Soy Sauce (Kagawa)
Shodoshima Island, a large island off the coast of Kagawa in the Seto Inland Sea, is one of Japan’s largest soy sauce producers. With an abundance of salt from the surrounding sea and beautiful, warm weather encouraging stable fermentation, the Shodoshima soy sauce industry grew to over 400 breweries during its heyday.
While that number has dwindled to just over 20 today, Shodoshima still accounts for more than half of Kagawa’s soy sauce output. The island is also famous for brewing in traditional wooden kioke barrels, a rarity in modern Japan. These barrels aren’t cleaned between brews, providing an organic environment for lactic acid bacteria and yeast colonies to thrive undisturbed. You can sample and buy Kagawa soy sauce from a number of breweries in Shodoshima, including the well-established Marukin and small-scale family-run Yamaroku, both of which still use kioke barrels.
Olive Oil (Kagawa)
With a climate similar to the Mediterranean, Shodoshima Island was the first place in Japan to successfully cultivate olives. Even today they still reign as Japan’s #1 olive producer, and their opulent olive oil has gained worldwide acclaim. The Shodoshima Olive Park produces and stocks many of Shodoshima's leading olive oil products, including olive oil-based cosmetics, chocolate, drinks, ice-cream and more. Due to its exclusivity, Shodoshima olive oil is steeply priced, with small bottles of the top-tier range selling for over 4,000 yen.
For most gourmands, Kagawa is best known for its udon noodles. Believed to have been originally brought from China by legendary Buddhist monk Kobo Daishi, udon has been made and eaten in Kagawa for over 1,200 years. Kagawa’s dry weather and rich soil is ideal for wheat farming, naturally becoming the largest producer and consumer of udon in Japan. Often referred to as Sanuki Udon, referencing the former name of Kagawa, these thick noodles are noted for their firm texture and satisfyingly chewy bite.
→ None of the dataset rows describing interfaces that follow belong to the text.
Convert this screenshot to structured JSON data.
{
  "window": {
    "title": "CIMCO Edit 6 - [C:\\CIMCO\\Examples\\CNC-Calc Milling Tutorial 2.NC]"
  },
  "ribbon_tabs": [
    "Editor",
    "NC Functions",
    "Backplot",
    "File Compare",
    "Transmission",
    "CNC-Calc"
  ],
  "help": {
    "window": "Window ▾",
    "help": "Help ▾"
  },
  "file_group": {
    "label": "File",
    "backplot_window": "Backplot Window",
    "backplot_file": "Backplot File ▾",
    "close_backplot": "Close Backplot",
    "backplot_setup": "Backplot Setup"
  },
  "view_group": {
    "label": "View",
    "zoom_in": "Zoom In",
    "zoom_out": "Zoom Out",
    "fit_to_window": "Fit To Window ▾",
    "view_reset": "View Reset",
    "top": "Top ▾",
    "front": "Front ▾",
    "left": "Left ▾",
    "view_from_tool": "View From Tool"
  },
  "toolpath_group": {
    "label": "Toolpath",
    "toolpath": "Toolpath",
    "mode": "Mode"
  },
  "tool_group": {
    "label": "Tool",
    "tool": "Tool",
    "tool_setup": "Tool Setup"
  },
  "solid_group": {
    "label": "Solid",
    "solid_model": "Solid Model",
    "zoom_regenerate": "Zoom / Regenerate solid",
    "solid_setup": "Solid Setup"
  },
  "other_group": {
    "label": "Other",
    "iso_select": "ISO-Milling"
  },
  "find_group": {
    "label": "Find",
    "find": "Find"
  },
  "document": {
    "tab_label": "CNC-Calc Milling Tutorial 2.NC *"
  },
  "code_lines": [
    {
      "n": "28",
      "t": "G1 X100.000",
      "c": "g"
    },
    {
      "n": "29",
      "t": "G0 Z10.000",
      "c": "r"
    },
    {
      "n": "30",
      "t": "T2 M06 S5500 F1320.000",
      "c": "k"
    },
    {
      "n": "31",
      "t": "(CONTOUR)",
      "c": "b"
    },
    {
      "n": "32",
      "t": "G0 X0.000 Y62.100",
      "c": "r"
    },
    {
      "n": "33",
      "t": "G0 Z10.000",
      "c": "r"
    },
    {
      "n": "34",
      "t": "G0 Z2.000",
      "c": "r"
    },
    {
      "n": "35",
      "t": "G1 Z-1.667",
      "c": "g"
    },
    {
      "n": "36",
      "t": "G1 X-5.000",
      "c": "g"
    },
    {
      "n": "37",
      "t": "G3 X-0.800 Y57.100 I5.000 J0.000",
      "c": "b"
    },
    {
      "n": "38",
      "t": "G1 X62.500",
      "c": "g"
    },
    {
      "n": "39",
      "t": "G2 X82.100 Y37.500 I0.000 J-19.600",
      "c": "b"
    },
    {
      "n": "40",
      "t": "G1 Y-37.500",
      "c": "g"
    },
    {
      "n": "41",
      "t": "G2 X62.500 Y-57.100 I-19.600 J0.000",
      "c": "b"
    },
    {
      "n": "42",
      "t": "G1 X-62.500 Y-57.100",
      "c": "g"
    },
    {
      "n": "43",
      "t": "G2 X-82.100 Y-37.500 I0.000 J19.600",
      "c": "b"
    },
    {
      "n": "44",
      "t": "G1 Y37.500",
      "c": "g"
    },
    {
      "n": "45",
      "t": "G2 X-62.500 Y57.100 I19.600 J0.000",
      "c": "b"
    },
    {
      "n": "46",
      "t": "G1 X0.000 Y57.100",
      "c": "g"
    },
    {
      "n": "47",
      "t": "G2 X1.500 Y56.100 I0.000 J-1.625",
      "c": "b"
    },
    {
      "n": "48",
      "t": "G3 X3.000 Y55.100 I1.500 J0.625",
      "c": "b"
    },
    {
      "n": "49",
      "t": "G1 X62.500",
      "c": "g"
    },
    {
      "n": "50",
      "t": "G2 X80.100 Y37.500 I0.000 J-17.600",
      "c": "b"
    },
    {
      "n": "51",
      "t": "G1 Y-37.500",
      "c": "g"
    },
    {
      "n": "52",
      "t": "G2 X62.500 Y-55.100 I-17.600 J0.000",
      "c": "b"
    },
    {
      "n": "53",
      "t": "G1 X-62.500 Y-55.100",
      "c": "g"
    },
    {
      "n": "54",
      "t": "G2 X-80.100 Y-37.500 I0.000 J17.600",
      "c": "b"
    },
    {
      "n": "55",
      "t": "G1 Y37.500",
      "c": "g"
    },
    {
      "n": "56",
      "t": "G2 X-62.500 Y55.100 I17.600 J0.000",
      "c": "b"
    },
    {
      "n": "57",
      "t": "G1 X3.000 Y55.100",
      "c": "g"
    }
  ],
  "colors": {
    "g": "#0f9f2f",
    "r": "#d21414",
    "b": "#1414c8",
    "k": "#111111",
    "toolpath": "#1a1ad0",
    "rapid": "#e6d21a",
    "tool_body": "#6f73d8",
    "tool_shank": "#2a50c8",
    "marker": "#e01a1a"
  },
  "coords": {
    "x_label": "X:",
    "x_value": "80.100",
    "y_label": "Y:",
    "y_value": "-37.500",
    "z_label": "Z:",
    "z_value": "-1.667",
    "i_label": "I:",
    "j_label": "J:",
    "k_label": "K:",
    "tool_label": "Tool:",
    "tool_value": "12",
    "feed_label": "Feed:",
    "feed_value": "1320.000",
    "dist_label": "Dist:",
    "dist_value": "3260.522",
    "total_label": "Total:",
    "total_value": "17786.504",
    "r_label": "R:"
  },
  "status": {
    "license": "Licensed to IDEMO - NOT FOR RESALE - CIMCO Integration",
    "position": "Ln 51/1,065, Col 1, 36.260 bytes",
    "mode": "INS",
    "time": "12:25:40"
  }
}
With over 700 udon restaurants across the prefecture, you won’t have trouble finding some. For those on tight budgets, Sanuki Udon is a welcome money-saver, with the average price of a bowl between 300-600 yen. Some of the most popular outlets include Gamo, Nagata in Kanoka, and Yamagoe Udon. You can also buy packs of dried udon to take home, often available in-store, at a Kagawa souvenir shop, or online.
All photos by Steve Csorgo unless otherwise credited.